Modern warfare is an environment were civilians may turn against us for a variety of reasons, becoming motivated to directly or indirectly attack our national security. These attacks may be against our homeland, our overseas assets, or our forces. Indirect attacks may include passive or active financial, physical, moral, and social support of those were move up the spear to the tip, or attacks against the same support of American policies. It also includes failure to notify our troops of IEDs or insurgents because they’ve become disinclined to do so. Seems like basic stuff, but for some, you just need to remind them of certain realities.
Local populations may feel disenfranchised by the recent history by a previous regime or by the toppling of their benefactor. They may also feel a lack of empowerment in basic needs, such as providing for their family or participating in socio-political-economic processes. By bringing in the locals, empowering them to take ownership in their rebuilding process, notably in the security realm but also in the political-economic areas as well, success increases. James Dobbins highlights this, as does virtually all the state-building, and nation, literature, as well as common sense. A people that does not participate in their state does not value it or see it as their own.
To this end, when operating in conflict/post-conflict environments were the host state needs to be rebuilt, certain tools are missing from our tooklit that demonstrates our commitment to the mission to the host, facilitates capacity building, and deepens host nation commitment, and capability, to the mission, and perhaps most importantly, enlists the locals into their own success. John Nagl posts paper he authored on the Small Wars Journal Blog about one these tools. In a paper titled Institutionalizing Adaptation: It’s Time for an Army Advisor Corps, published by the Center for a New American Security, John Nagl (of Learning to Eat Soup with a Knife) writes:
The most important military component of the Long War will not be the fighting we do ourselves, but how well we enable and empower our allies to fight with us. After describing the many complicated, interrelated, and simultaneous tasks that must be conducted to defeat an insurgency, the new Army / Marine Corps Counterinsurgency Field Manual notes “Key to all these tasks is developing an effective host-nation (HN) security force.” Indeed, it has been argued that foreign forces cannot defeat an insurgency; the best they can hope for is to create the conditions that will enable local forces to win for them.

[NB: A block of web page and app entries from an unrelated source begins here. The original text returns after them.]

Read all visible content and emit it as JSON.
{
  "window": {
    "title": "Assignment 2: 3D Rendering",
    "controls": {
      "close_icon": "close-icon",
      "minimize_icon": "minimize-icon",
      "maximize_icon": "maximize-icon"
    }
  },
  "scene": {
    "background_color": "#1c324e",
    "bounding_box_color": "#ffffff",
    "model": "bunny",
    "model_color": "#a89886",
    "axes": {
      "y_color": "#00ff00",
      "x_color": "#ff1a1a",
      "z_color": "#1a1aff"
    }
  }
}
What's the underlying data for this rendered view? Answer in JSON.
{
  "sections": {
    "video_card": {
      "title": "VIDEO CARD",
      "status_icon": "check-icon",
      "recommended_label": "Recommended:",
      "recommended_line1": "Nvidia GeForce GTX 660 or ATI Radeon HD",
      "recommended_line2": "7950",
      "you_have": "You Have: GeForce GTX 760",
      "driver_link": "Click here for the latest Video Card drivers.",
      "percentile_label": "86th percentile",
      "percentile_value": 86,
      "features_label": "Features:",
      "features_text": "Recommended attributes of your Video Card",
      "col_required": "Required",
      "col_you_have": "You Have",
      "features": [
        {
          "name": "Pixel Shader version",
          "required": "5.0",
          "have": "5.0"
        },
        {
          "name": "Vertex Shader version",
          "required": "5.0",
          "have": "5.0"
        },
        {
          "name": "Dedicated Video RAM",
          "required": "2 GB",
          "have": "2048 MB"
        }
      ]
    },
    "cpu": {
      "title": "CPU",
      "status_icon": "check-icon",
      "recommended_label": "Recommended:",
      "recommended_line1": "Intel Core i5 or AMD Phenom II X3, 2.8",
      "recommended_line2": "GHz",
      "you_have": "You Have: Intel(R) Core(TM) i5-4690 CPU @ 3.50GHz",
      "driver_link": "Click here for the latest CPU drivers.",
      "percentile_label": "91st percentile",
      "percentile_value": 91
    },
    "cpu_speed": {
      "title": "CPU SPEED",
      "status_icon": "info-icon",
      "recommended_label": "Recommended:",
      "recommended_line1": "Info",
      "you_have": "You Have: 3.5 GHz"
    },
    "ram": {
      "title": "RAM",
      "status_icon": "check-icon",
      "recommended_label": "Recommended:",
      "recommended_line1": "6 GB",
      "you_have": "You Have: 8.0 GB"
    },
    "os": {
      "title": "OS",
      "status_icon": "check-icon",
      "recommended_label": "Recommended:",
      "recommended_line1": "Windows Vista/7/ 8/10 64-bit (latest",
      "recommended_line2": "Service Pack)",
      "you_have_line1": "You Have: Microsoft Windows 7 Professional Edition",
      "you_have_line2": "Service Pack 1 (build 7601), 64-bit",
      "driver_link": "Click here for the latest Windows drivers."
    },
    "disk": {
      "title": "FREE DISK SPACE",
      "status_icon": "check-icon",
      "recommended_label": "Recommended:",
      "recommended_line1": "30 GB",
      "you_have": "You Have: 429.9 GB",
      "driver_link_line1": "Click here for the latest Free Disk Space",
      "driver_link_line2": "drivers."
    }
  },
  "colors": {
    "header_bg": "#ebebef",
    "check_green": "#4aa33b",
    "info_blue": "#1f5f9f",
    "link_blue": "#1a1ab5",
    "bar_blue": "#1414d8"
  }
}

Nagl recommends processes that demonstrate American commitment and rebuild security infrastructure from the inside out. Working with host nation forces who
offer significant cultural awareness and linguistic advantages over US forces, and also are likely to be far more acceptable to the local public whose support is essential to victory in any counterinsurgency campaign.
The short paper is a framework of operations and a stepping stone for expanding our capabilities in future conflicts. Unlike Post-World War II reconstruction that included years of prep work and yet encountered missteps and failure, yet had time to recover over years of effort, future conflicts will have ever shrinking time windows for success with the brighter light of formal and informal media shining on failures.
As this expands to fill the necessary posts beyond the military, say in State and Commerce, we should encourage more academies, such as DHS’s new academy, to educate those who commit to serve in a Civilian Response Corps-like entity.